Writers@Grinnell: Mark Montgomery & Irene (Tinker) Powell
4:15 p.m., Thursday, February 8, 2018
Mark Montgomery, professor of economics and Donald Wilson Professor of Enterprise andLeadership along with Irene (Tinker) Powell, professor of economics, will read from their newly published book, Saving International Adoption: An Argument From Economics and Personal Experience, as part of the Writers@Grinnell series at Grinnell College. The event, which is free and open to the public, will start at 4:15 p.m. Thursday, February 8, in Faulconer Gallery, Bucksbaum Center for the Arts.
International adoption is in a state of virtual collapse, rates having fallen by more than halfsince 2004 and continuing to fall. Yet around the world millions of orphaned and vulnerable children need permanent homes, and thousands of American and European families are eager to take them in. Many government officials, international bureaucrats, and social commentators claim these adoptions are not “in the best interests” of the child. They claim that adoption deprives children of their “birth culture,” threatens their racial identities, and even encourages widespread child trafficking. Celebrity adopters are publicly excoriated for stealing children from their birth families.

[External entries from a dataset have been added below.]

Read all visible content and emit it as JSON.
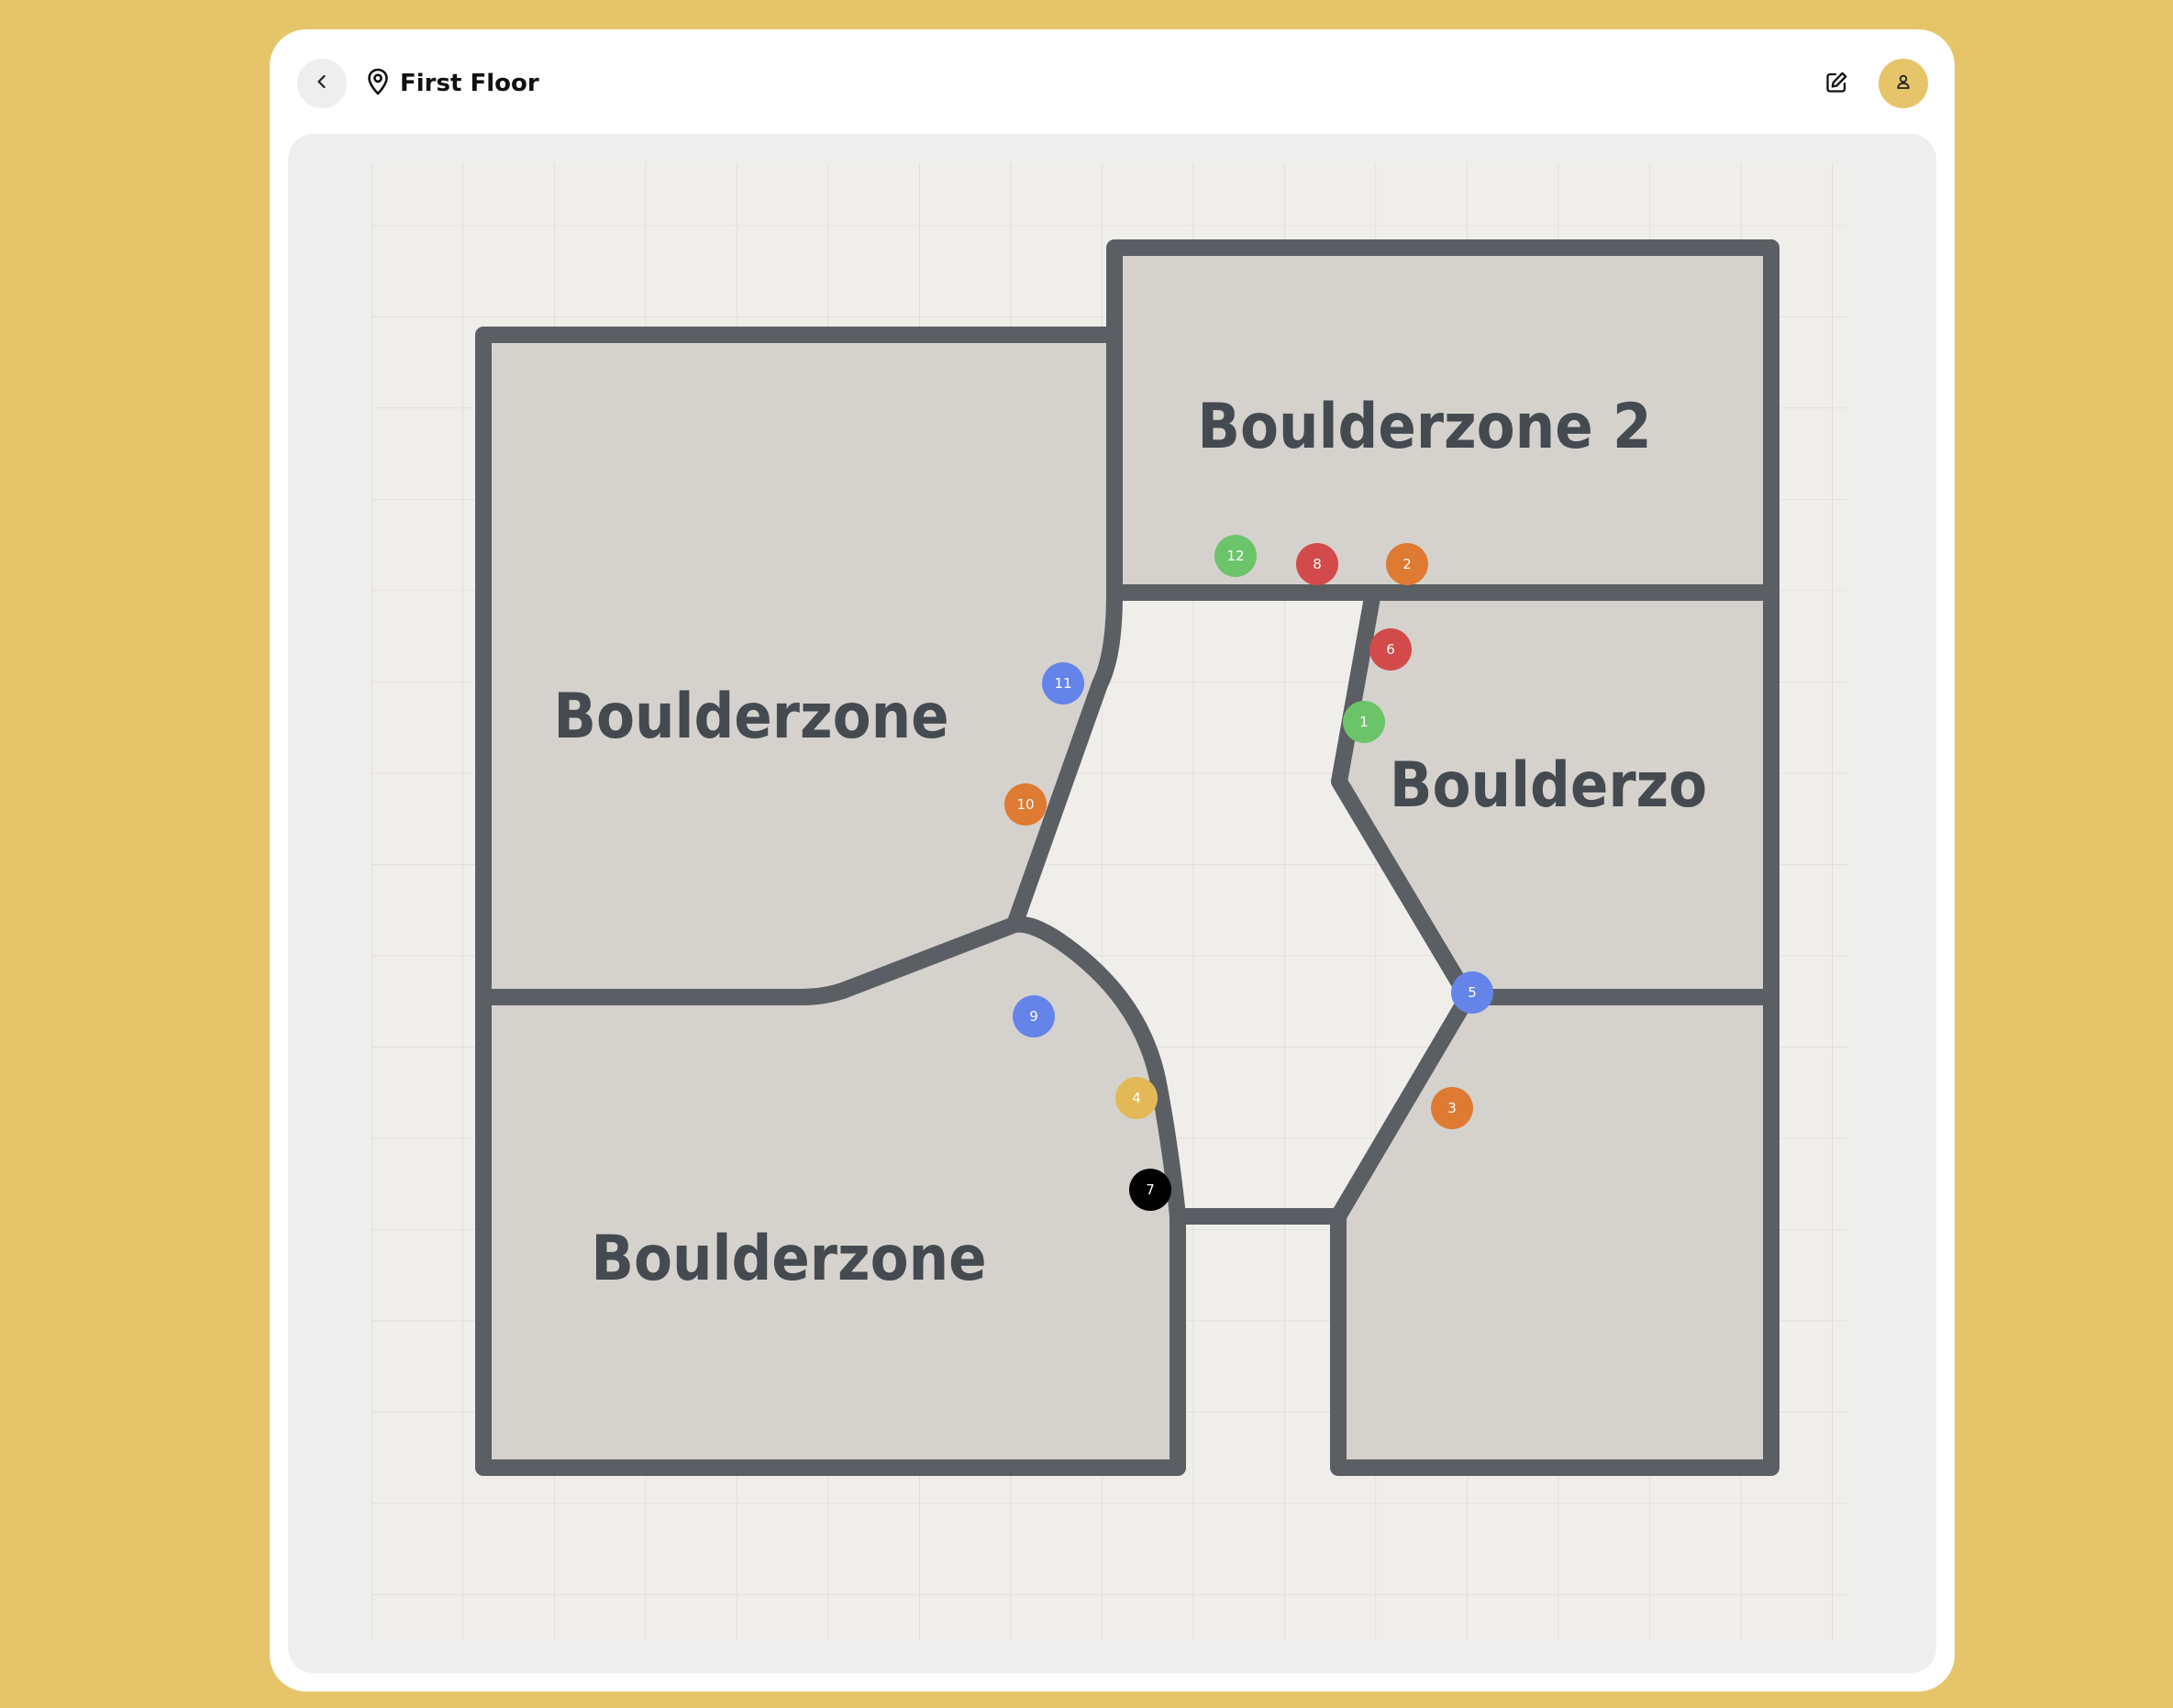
{
  "header": {
    "title": "First Floor"
  },
  "icons": {
    "back": "chevron-left-icon",
    "location": "map-pin-icon",
    "edit": "edit-icon",
    "avatar": "user-icon"
  },
  "colors": {
    "background": "#E6C56A",
    "wall": "#5B5E63",
    "zone_fill": "#D5D2CE",
    "floor": "#F0EEEB",
    "marker_green": "#6CC46A",
    "marker_red": "#D34A4A",
    "marker_orange": "#DE7A32",
    "marker_blue": "#6584EA",
    "marker_yellow": "#E3B957",
    "marker_black": "#000000"
  },
  "zones": [
    {
      "id": "zone-top-right",
      "label": "Boulderzone 2"
    },
    {
      "id": "zone-top-left",
      "label": "Boulderzone"
    },
    {
      "id": "zone-mid-right",
      "label": "Boulderzo"
    },
    {
      "id": "zone-bottom-left",
      "label": "Boulderzone"
    },
    {
      "id": "zone-bottom-right",
      "label": ""
    }
  ],
  "markers": [
    {
      "label": "1",
      "color": "#6CC46A"
    },
    {
      "label": "2",
      "color": "#DE7A32"
    },
    {
      "label": "3",
      "color": "#DE7A32"
    },
    {
      "label": "4",
      "color": "#E3B957"
    },
    {
      "label": "5",
      "color": "#6584EA"
    },
    {
      "label": "6",
      "color": "#D34A4A"
    },
    {
      "label": "7",
      "color": "#000000"
    },
    {
      "label": "8",
      "color": "#D34A4A"
    },
    {
      "label": "9",
      "color": "#6584EA"
    },
    {
      "label": "10",
      "color": "#DE7A32"
    },
    {
      "label": "11",
      "color": "#6584EA"
    },
    {
      "label": "12",
      "color": "#6CC46A"
    }
  ]
}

This book argues that opposition to adoption ostensibly based on the wellbeing of the child is often a smokescreen for protecting national pride. Concerns about the harm done by transracial adoption are largely inconsistent with empirical evidence. As for trafficking, opponents of international adoption want to shut it down because it is too much like a market for children. But this book offers a radical challenge to this view — that is, what if instead of trying to suppress market forces in international adoption, we embraced them so they could be properly regulated? What if the international system functioned more like open adoption in the United States, where birth and adoptive parents can meet and privately negotiate the exchange of parental rights? This arrangement, the authors argue, could eliminate the abuses that currently haunt international adoption.
- Vanderbilt University Press